When you think about social media, you may focus on Facebook, Twitter, and other social sites. You may not immediately consider a dedicated presence on your own site. It makes enormous business sense to aggregate your social profiles in one place. And, remember to make your profile decisions carefully. Choose your “tent posts” strategically. Don’t pepper the world with a plethora of profiles. In fact, consider creating a blog or custom social community on your own site. Why push your consumers to connect with you on other sites, but not give them a reason to visit yours? Building and writing a blog may seem time-consuming, but it creates a way to connect with users through your own web address. Additionally, creating useful content such as how-tos or industry insights will attract and engage customers. For business owners or nonprofit execs who are daunted by the prospect of regular blog updates, build a “Connect” or “Community” page. This offers readers a way to find your business’ most active profiles and join you on those social sites. The page could also include a short bio or how you use each social site. Giving consumers a reason to visit your site is extremely important. A blog or “social hub” can pull consumers to your site and directly into the sales process.

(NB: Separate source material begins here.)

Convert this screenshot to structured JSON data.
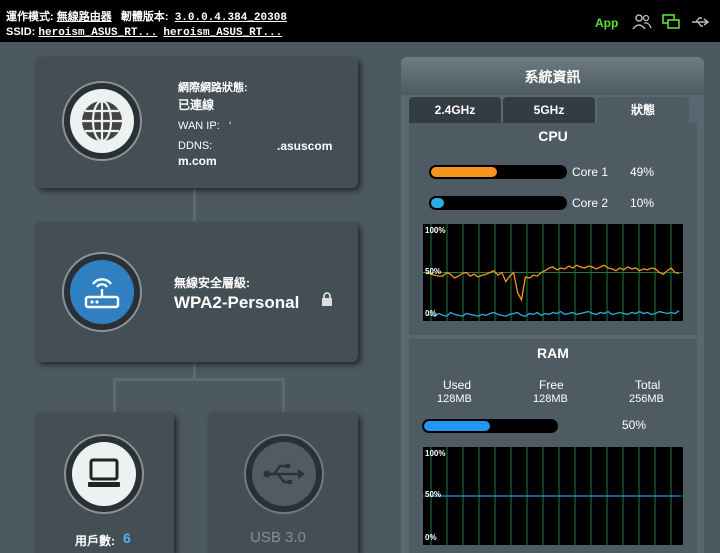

3. Jump into Facebook and Twitter.
Everyone is talking about Twitter and Facebook, but you may be stumped about how to actually get started. With Twitter, you can cater to your customer or donor needs, requests, and complaints instantly. In a world where everything needs to be done yesterday, a quick response can create a lifelong customer and fervent brand advocate. On Facebook, a Fan Page allows a business to visualize and build a community, similar to Twitter. However, unlike Twitter, you can add and customize a great deal more.
At the very least, you should update your Fan Page “status” to keep consumers informed and engaged. A more advanced technique would be to add things like coupons or Google maps directions to the storefront.
4. Discover crowdsourcing.
Finally, consider creating a custom wiki, which harnesses the phenomenon called crowdsourcing. In other words, use your customers to give information to other consumers. Wikipedia is often cited as a successful example of crowdsourcing, despite objections by co-founder Jimmy Wales to the term.
The easiest way to do this is by creating a wiki for your FAQ or Customer Service knowledge base. Let your consumers enter the problems they’ve had via a public forum (the wiki), and provide your responses publicly as well. Although showing problems may seem backwards, it’s a very effective way to retain customers and generate new sales in the new context of social media.
Consumers know that mistakes happen, and they now expect their questions will be answered quickly. Also, with a public wiki, customers can reference response to the concern, saving time for both you and the customer. With minimal moderation, a wiki can build trust in your business and make your customer service more efficient.
The contextual shift is about engaging in dialogue, and opposed to delivering a message. How are you making the transition? Let me know.